As a PlaceShapers member, we took part in the report, along with more than 100 other organisations.
The report shows how housing associations like us adapted during the national lockdown. And played a key role as community anchors. It explores how social landlords are reviewing their work and their role in places as we look to the future.
The report shows that, overall, in the first three months of lockdown, a sample of 42 PlaceShapers members made 300,500 welfare calls, gave advice and guidance to 57,000 people and organised 50,000 food deliveries. Members forged new partnerships with people and organisations in places to make sure support was there for everyone who needed it.
PlaceShapers Chair Matthew Walker said:
“The crisis has reinforced our sense of place and the value we place on our homes and neighbourhoods. A decent, affordable home meant living in comfort during lockdown. It meant space to work from home and home school.
“The support social landlords offered became a lifeline for many in frightening, isolated times. Up and down the country we heard stories of the difference landlords made and how they worked together in the places they work.”
This report explores the lessons we’ve learned so far from the Covid-19 pandemic, including how local our view of place is and the importance of building strong, trusting partnerships in places.”
Andrew van Doorn, CEO of HACT, said:
“As community anchors, housing associations are in a unique position.
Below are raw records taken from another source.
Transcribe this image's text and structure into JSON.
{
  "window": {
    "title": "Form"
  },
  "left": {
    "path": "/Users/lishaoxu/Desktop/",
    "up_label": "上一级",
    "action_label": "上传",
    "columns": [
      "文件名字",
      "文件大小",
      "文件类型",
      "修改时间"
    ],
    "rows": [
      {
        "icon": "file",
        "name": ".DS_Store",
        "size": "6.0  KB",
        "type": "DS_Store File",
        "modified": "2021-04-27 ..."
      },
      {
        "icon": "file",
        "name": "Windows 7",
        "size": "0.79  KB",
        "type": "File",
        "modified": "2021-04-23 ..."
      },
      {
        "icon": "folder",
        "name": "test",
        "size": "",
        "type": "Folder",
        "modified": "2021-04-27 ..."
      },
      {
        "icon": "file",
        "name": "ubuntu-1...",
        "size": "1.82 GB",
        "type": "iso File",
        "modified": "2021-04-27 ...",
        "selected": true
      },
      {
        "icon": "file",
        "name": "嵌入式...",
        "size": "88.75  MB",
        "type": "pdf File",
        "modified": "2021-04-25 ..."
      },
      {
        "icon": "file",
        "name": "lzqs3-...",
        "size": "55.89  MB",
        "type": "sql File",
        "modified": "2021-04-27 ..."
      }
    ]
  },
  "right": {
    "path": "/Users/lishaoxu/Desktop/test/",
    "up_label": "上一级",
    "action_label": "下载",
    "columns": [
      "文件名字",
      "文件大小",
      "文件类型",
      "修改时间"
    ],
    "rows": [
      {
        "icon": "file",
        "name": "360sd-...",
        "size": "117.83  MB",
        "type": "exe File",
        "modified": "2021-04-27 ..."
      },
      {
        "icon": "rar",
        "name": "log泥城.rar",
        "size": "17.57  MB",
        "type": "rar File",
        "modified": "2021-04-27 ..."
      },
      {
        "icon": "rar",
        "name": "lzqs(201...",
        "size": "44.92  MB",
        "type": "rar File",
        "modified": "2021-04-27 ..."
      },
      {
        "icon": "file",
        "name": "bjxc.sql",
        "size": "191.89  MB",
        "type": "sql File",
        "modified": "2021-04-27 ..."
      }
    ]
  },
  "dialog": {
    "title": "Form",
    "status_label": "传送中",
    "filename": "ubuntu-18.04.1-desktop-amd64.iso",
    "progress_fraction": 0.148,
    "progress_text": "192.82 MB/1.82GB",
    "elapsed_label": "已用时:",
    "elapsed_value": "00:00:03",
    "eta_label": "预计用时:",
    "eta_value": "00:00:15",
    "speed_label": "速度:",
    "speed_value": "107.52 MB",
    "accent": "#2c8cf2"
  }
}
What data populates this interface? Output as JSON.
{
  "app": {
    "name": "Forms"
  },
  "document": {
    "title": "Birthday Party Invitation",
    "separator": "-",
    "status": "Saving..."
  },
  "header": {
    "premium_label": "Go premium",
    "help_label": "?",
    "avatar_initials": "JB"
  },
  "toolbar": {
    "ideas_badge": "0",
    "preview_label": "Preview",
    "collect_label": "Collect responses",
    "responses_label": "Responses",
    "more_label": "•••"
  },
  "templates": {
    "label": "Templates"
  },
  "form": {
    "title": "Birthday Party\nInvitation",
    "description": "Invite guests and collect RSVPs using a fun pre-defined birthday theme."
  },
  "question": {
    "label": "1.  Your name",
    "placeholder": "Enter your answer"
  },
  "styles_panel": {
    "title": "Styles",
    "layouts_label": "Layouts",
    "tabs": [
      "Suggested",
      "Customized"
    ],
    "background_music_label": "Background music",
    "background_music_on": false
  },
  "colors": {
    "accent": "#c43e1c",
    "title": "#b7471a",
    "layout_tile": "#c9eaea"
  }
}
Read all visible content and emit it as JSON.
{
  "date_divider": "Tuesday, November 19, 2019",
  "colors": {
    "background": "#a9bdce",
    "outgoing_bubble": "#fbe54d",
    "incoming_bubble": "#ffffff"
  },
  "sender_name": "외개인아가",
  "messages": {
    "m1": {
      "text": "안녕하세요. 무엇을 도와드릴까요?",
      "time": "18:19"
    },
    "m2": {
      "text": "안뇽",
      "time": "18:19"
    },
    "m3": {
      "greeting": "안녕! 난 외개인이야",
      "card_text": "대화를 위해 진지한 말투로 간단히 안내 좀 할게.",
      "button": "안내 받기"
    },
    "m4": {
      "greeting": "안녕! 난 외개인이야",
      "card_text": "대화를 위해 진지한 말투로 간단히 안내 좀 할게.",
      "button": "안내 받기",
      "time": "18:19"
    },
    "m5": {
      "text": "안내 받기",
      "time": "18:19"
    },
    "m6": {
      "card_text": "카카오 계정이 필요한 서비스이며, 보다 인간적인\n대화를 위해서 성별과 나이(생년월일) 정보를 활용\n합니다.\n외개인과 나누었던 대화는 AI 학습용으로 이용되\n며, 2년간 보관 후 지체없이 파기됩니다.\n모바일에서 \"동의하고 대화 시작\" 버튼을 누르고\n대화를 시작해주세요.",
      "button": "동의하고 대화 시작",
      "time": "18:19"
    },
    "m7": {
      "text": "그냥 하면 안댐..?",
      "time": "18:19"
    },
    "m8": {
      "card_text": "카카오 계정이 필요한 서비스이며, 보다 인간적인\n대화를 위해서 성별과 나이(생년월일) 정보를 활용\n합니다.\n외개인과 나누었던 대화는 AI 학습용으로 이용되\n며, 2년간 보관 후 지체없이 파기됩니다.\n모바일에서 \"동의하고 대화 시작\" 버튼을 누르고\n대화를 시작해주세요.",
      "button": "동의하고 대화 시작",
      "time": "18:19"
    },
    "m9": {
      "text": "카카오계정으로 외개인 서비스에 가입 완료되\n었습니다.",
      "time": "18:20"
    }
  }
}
We work in place for the long-term. We have the capacity to affect the recovery and reset of communities across the UK now and in the future.”
“There are significant risks ahead of us that we will need to navigate. By working in collaboration, by evaluating and learning from our experience, by being bold in our choices, we will be able to accelerate change, maximise our resources and achieve greater impact as place-based organisations.”
Place is hyper-local
A landlords’ role in place is often dependent on the number of homes in an area. During lockdown place became hyper-local. Solutions have had to be found at a very local level; signposting to services beyond an immediate vicinity became unviable. This revealed that important ‘actors’ in an area might be people a housing association does not ordinarily consider. For example, local corner shops have become vital
community assets, as have grocers, chemists, parks and green space. The challenge has been to support communities and residents at this level, particularly if a relationship has been traditionally be held at a wider place level.
How we understand the home of the future and create spaces that meet an increasing need for multiple use (work, rest and play), has come to the fore. The way we create both the spaces and places for the future needs careful and thoughtful consideration. Methods we deliver standards needed for space and not compromise due to expediency and cost will be challenging. How housing associations adapt their own
businesses for this new reality and ensure that their housing management is responsive to the new uses of homes will be key.
A new sense of collaboration between housing associations is emerging and awareness that housing associations working together can accelerate change, stretch their resources, and achieve greater impact. New relationships have also formed, and housing associations have stepped into areas and activity that are new to them. As we move forward, strengthening and developing those relationships further is a key task. Turning new relationships into partnerships and collaboration, must be built into strategies and ways of working.
Having a hyper-local presence is about providing effective services to customers, but also engaging and reassuring them. In the last decade the trend has been to pull teams and services into central locations. With the successful adaptation of remote working, this may no longer be the case. The value of a more community focused operational model has been experienced and welcomed (by some for the first time).
Housing associations need to think about how to accelerate this change, but also how to make sure they learn from the past. New operational models that are created need to be vibrant and fit for the future.
About PlaceShapers (www.placeshapers.org)
PlaceShapers is a national network of more than 100 community-based social housing providers. All members sign up to these five principles:
- Our residents and customers are at the heart of what we do and have genuine impact on our
- We listen and provide more than just landlord services because we care about people and places.
- We build homes that respond to the needs of the communities we serve.
- Working collaboratively and actively with our local authorities and other local partners enables us to improve and shape places at both a strategic and operational level.
- We are ran by members, for members and we have a commitment to a diverse, values-driven housing association sector.
About HACT (www.hact.org.uk)
HACT helps housing providers drive forward their social purpose by generating actionable evidence to inform the development of new, smarter, and more connected ways of working. We’ve being doing this for 60 years. Our ambition is to unleash the creativity and potential of social housing in communities across the UK.